Extracted data entries:

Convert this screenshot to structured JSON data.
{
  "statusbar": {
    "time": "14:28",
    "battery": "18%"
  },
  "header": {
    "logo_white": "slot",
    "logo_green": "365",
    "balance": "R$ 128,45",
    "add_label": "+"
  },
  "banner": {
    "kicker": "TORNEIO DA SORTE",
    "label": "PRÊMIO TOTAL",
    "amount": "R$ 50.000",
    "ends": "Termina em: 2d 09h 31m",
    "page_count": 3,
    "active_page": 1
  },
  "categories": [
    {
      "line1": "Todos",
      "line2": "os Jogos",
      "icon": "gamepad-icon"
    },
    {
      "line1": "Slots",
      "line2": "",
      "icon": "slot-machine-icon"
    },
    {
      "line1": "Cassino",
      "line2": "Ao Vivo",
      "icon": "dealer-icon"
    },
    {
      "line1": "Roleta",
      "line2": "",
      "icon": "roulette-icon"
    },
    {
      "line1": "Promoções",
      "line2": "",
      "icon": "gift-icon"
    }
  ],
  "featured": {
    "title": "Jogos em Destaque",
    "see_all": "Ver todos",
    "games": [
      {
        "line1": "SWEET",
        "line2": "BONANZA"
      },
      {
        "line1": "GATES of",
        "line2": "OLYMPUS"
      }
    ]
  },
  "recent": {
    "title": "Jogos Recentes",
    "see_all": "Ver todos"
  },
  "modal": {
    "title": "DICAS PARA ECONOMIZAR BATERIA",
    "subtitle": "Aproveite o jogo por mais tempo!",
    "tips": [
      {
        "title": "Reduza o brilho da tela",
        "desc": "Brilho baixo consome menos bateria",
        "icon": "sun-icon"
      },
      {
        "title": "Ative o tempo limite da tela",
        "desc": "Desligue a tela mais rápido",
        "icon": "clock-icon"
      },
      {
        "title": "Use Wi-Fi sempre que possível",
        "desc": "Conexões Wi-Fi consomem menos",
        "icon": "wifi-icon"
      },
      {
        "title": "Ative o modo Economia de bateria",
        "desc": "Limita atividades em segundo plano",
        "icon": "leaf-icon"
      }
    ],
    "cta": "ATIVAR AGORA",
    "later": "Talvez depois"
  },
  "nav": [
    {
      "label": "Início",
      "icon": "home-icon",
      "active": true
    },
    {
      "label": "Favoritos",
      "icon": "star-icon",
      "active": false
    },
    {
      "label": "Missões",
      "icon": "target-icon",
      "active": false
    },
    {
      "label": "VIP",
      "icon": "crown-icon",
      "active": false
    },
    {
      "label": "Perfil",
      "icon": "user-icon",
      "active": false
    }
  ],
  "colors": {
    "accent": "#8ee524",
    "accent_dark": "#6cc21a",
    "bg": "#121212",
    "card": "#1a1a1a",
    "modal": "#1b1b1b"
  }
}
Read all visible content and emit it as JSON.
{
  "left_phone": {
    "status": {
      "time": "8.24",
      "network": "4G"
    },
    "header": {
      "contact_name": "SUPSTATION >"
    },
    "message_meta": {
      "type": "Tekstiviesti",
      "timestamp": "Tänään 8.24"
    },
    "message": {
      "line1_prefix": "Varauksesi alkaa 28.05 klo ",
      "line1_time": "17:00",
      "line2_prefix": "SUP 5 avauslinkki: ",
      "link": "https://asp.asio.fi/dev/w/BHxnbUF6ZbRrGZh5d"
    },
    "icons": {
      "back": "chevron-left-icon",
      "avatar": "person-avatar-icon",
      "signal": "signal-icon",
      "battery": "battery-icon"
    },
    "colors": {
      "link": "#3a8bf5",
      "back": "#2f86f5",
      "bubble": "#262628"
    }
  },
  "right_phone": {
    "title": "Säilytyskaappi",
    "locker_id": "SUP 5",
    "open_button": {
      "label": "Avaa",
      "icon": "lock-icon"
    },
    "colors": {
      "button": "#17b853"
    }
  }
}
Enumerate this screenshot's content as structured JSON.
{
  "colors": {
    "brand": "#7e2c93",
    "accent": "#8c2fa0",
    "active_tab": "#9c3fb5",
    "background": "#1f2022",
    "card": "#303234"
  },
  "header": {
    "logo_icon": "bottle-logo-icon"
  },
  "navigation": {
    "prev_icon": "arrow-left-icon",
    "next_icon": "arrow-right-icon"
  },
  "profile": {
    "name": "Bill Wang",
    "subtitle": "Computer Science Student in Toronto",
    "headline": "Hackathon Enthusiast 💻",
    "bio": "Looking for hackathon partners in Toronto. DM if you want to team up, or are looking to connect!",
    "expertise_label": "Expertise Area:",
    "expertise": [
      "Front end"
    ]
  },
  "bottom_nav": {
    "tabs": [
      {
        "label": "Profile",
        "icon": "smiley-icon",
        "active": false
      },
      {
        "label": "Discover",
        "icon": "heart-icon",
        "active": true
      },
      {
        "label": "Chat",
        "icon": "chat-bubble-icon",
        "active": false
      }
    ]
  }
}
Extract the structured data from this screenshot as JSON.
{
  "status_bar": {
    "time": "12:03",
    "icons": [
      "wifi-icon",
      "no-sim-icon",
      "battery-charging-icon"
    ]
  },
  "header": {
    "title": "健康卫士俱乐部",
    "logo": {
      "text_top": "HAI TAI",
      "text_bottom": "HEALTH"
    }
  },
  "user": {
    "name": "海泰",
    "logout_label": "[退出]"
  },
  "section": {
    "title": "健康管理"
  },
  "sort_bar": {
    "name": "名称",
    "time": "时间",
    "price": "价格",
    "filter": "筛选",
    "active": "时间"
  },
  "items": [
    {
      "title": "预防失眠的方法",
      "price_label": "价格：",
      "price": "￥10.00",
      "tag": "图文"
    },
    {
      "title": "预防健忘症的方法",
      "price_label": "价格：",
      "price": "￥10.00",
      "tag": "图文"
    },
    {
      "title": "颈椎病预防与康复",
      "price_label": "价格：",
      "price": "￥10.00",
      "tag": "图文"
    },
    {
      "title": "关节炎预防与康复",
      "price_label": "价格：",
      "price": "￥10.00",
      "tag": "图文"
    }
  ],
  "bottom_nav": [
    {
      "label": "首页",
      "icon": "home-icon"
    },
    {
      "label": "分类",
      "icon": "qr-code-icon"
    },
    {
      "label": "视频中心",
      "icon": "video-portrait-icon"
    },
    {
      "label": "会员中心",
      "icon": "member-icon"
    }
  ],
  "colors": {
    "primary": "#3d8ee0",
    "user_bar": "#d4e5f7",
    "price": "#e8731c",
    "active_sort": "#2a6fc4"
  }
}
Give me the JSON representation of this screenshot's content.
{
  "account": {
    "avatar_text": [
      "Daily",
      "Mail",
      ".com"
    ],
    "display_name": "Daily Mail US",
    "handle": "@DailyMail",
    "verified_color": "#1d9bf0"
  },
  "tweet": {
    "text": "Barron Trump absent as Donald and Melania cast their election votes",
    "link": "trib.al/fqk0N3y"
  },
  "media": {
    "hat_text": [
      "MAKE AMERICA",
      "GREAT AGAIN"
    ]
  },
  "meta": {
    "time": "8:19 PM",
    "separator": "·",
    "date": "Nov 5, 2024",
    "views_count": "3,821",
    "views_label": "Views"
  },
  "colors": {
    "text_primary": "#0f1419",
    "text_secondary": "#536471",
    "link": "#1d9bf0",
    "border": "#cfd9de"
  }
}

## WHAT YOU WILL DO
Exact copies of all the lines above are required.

## EXERCISE RESULT
Convert this screenshot to structured JSON data.
{
  "statusbar": {
    "time": "14:28",
    "battery": "18%"
  },
  "header": {
    "logo_white": "slot",
    "logo_green": "365",
    "balance": "R$ 128,45",
    "add_label": "+"
  },
  "banner": {
    "kicker": "TORNEIO DA SORTE",
    "label": "PRÊMIO TOTAL",
    "amount": "R$ 50.000",
    "ends": "Termina em: 2d 09h 31m",
    "page_count": 3,
    "active_page": 1
  },
  "categories": [
    {
      "line1": "Todos",
      "line2": "os Jogos",
      "icon": "gamepad-icon"
    },
    {
      "line1": "Slots",
      "line2": "",
      "icon": "slot-machine-icon"
    },
    {
      "line1": "Cassino",
      "line2": "Ao Vivo",
      "icon": "dealer-icon"
    },
    {
      "line1": "Roleta",
      "line2": "",
      "icon": "roulette-icon"
    },
    {
      "line1": "Promoções",
      "line2": "",
      "icon": "gift-icon"
    }
  ],
  "featured": {
    "title": "Jogos em Destaque",
    "see_all": "Ver todos",
    "games": [
      {
        "line1": "SWEET",
        "line2": "BONANZA"
      },
      {
        "line1": "GATES of",
        "line2": "OLYMPUS"
      }
    ]
  },
  "recent": {
    "title": "Jogos Recentes",
    "see_all": "Ver todos"
  },
  "modal": {
    "title": "DICAS PARA ECONOMIZAR BATERIA",
    "subtitle": "Aproveite o jogo por mais tempo!",
    "tips": [
      {
        "title": "Reduza o brilho da tela",
        "desc": "Brilho baixo consome menos bateria",
        "icon": "sun-icon"
      },
      {
        "title": "Ative o tempo limite da tela",
        "desc": "Desligue a tela mais rápido",
        "icon": "clock-icon"
      },
      {
        "title": "Use Wi-Fi sempre que possível",
        "desc": "Conexões Wi-Fi consomem menos",
        "icon": "wifi-icon"
      },
      {
        "title": "Ative o modo Economia de bateria",
        "desc": "Limita atividades em segundo plano",
        "icon": "leaf-icon"
      }
    ],
    "cta": "ATIVAR AGORA",
    "later": "Talvez depois"
  },
  "nav": [
    {
      "label": "Início",
      "icon": "home-icon",
      "active": true
    },
    {
      "label": "Favoritos",
      "icon": "star-icon",
      "active": false
    },
    {
      "label": "Missões",
      "icon": "target-icon",
      "active": false
    },
    {
      "label": "VIP",
      "icon": "crown-icon",
      "active": false
    },
    {
      "label": "Perfil",
      "icon": "user-icon",
      "active": false
    }
  ],
  "colors": {
    "accent": "#8ee524",
    "accent_dark": "#6cc21a",
    "bg": "#121212",
    "card": "#1a1a1a",
    "modal": "#1b1b1b"
  }
}
Read all visible content and emit it as JSON.
{
  "left_phone": {
    "status": {
      "time": "8.24",
      "network": "4G"
    },
    "header": {
      "contact_name": "SUPSTATION >"
    },
    "message_meta": {
      "type": "Tekstiviesti",
      "timestamp": "Tänään 8.24"
    },
    "message": {
      "line1_prefix": "Varauksesi alkaa 28.05 klo ",
      "line1_time": "17:00",
      "line2_prefix": "SUP 5 avauslinkki: ",
      "link": "https://asp.asio.fi/dev/w/BHxnbUF6ZbRrGZh5d"
    },
    "icons": {
      "back": "chevron-left-icon",
      "avatar": "person-avatar-icon",
      "signal": "signal-icon",
      "battery": "battery-icon"
    },
    "colors": {
      "link": "#3a8bf5",
      "back": "#2f86f5",
      "bubble": "#262628"
    }
  },
  "right_phone": {
    "title": "Säilytyskaappi",
    "locker_id": "SUP 5",
    "open_button": {
      "label": "Avaa",
      "icon": "lock-icon"
    },
    "colors": {
      "button": "#17b853"
    }
  }
}
Enumerate this screenshot's content as structured JSON.
{
  "colors": {
    "brand": "#7e2c93",
    "accent": "#8c2fa0",
    "active_tab": "#9c3fb5",
    "background": "#1f2022",
    "card": "#303234"
  },
  "header": {
    "logo_icon": "bottle-logo-icon"
  },
  "navigation": {
    "prev_icon": "arrow-left-icon",
    "next_icon": "arrow-right-icon"
  },
  "profile": {
    "name": "Bill Wang",
    "subtitle": "Computer Science Student in Toronto",
    "headline": "Hackathon Enthusiast 💻",
    "bio": "Looking for hackathon partners in Toronto. DM if you want to team up, or are looking to connect!",
    "expertise_label": "Expertise Area:",
    "expertise": [
      "Front end"
    ]
  },
  "bottom_nav": {
    "tabs": [
      {
        "label": "Profile",
        "icon": "smiley-icon",
        "active": false
      },
      {
        "label": "Discover",
        "icon": "heart-icon",
        "active": true
      },
      {
        "label": "Chat",
        "icon": "chat-bubble-icon",
        "active": false
      }
    ]
  }
}
Extract the structured data from this screenshot as JSON.
{
  "status_bar": {
    "time": "12:03",
    "icons": [
      "wifi-icon",
      "no-sim-icon",
      "battery-charging-icon"
    ]
  },
  "header": {
    "title": "健康卫士俱乐部",
    "logo": {
      "text_top": "HAI TAI",
      "text_bottom": "HEALTH"
    }
  },
  "user": {
    "name": "海泰",
    "logout_label": "[退出]"
  },
  "section": {
    "title": "健康管理"
  },
  "sort_bar": {
    "name": "名称",
    "time": "时间",
    "price": "价格",
    "filter": "筛选",
    "active": "时间"
  },
  "items": [
    {
      "title": "预防失眠的方法",
      "price_label": "价格：",
      "price": "￥10.00",
      "tag": "图文"
    },
    {
      "title": "预防健忘症的方法",
      "price_label": "价格：",
      "price": "￥10.00",
      "tag": "图文"
    },
    {
      "title": "颈椎病预防与康复",
      "price_label": "价格：",
      "price": "￥10.00",
      "tag": "图文"
    },
    {
      "title": "关节炎预防与康复",
      "price_label": "价格：",
      "price": "￥10.00",
      "tag": "图文"
    }
  ],
  "bottom_nav": [
    {
      "label": "首页",
      "icon": "home-icon"
    },
    {
      "label": "分类",
      "icon": "qr-code-icon"
    },
    {
      "label": "视频中心",
      "icon": "video-portrait-icon"
    },
    {
      "label": "会员中心",
      "icon": "member-icon"
    }
  ],
  "colors": {
    "primary": "#3d8ee0",
    "user_bar": "#d4e5f7",
    "price": "#e8731c",
    "active_sort": "#2a6fc4"
  }
}
Give me the JSON representation of this screenshot's content.
{
  "account": {
    "avatar_text": [
      "Daily",
      "Mail",
      ".com"
    ],
    "display_name": "Daily Mail US",
    "handle": "@DailyMail",
    "verified_color": "#1d9bf0"
  },
  "tweet": {
    "text": "Barron Trump absent as Donald and Melania cast their election votes",
    "link": "trib.al/fqk0N3y"
  },
  "media": {
    "hat_text": [
      "MAKE AMERICA",
      "GREAT AGAIN"
    ]
  },
  "meta": {
    "time": "8:19 PM",
    "separator": "·",
    "date": "Nov 5, 2024",
    "views_count": "3,821",
    "views_label": "Views"
  },
  "colors": {
    "text_primary": "#0f1419",
    "text_secondary": "#536471",
    "link": "#1d9bf0",
    "border": "#cfd9de"
  }
}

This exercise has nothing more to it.